Aspirin use three or more times per week is associated with reductions in all-cause, any cancer, gastrointestinal cancer, and colorectal cancer (CRC) mortality among older adults, according to a study, ‘With Mortality Risk Among Older Adult Participants in the Prostate, Lung, Colorectal, and Ovarian Cancer Screening Trial’, published in JAMA Network Open.
Aspirin use has been associated with reduced risk of cancer mortality, particularly of the colorectum. However, aspirin efficacy may be influenced by biological characteristics, such as obesity and age. With the increasing prevalence of obesity and conflicting data regarding the effect of aspirin in older adults, understanding the potential association of aspirin use with cancer mortality according to BMI and age is imperative.
Therefore, Dr Holli A Loomans-Kropp from the National Cancer Institute in Rockville, MD, and colleagues sought to investigate the association of aspirin use with risk of all-cause, any cancer, gastrointestinal (GI) cancer and CRC mortality among older adults (aged 65 years and older) and performed an exploratory analysis of the association of aspirin use with mortality stratified by BMI.
Using data from the Prostate, Lung, Colorectal, and Ovarian (PLCO) Cancer Screening Trial, they examined records from 146,152 individuals (mean age at baseline, 66.3 years) who were followed for a median of 12.5 years (November 1993 to July 2, 2001 and follow-up 2006-2008), encompassing 1,822,164 person-years. Analysis began in late 2018 and was completed in September 2019.
The primary outcome was all-cause, any cancer, GI cancer,or CRC mortality.

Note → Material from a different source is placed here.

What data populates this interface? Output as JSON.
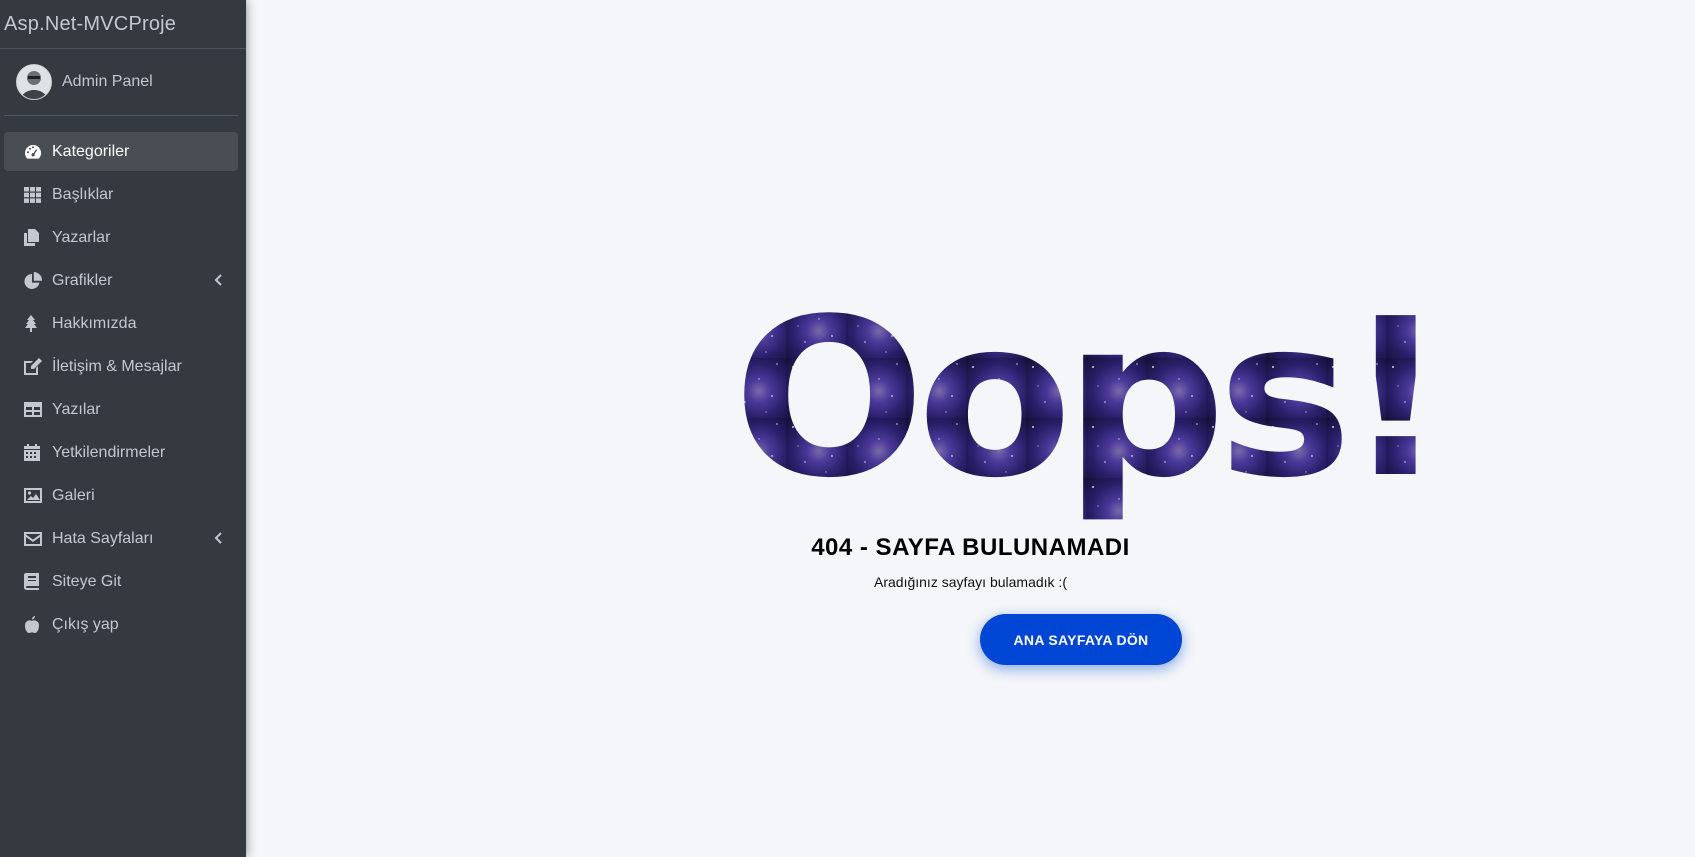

The investigators performed multivariable hazard ratios (HRs) and 95% CIs were calculated using time-varying Cox proportional hazards regression modelling, adjusted for additional factors.
The researchers found that aspirin use one to three times per month correlated with a reduced risk for all-cause and cancer mortality compared with no use (hazard ratios, 0.84 and 0.87, respectively). Reduced risks for mortality of all causes, any cancer, gastrointestinal cancer and CRC were reported with aspirin use three or more times per week (hazard ratios, 0.81, 0.85, 0.75, and 0.71, respectively).
On stratification by BMI, aspirin use three or more times per week correlated with a reduced risk for all-cause and any cancer mortality among those with a BMI20-24 (hazard ratios, 0.82 and 0.86, respectively) and with reduced risk for all-cause, any cancer, gastrointestinal cancer and CRC mortality with a BMI25-29.9 (hazard ratios, 0.82, 0.86, 0.72, and 0.66, respectively).
"Future studies should further examine the association of BMI with the efficacy of aspirin as a cancer preventive agent to adapt to the changing global obesity trends," the authors write.
One author disclosed financial ties to the pharmaceutical industry.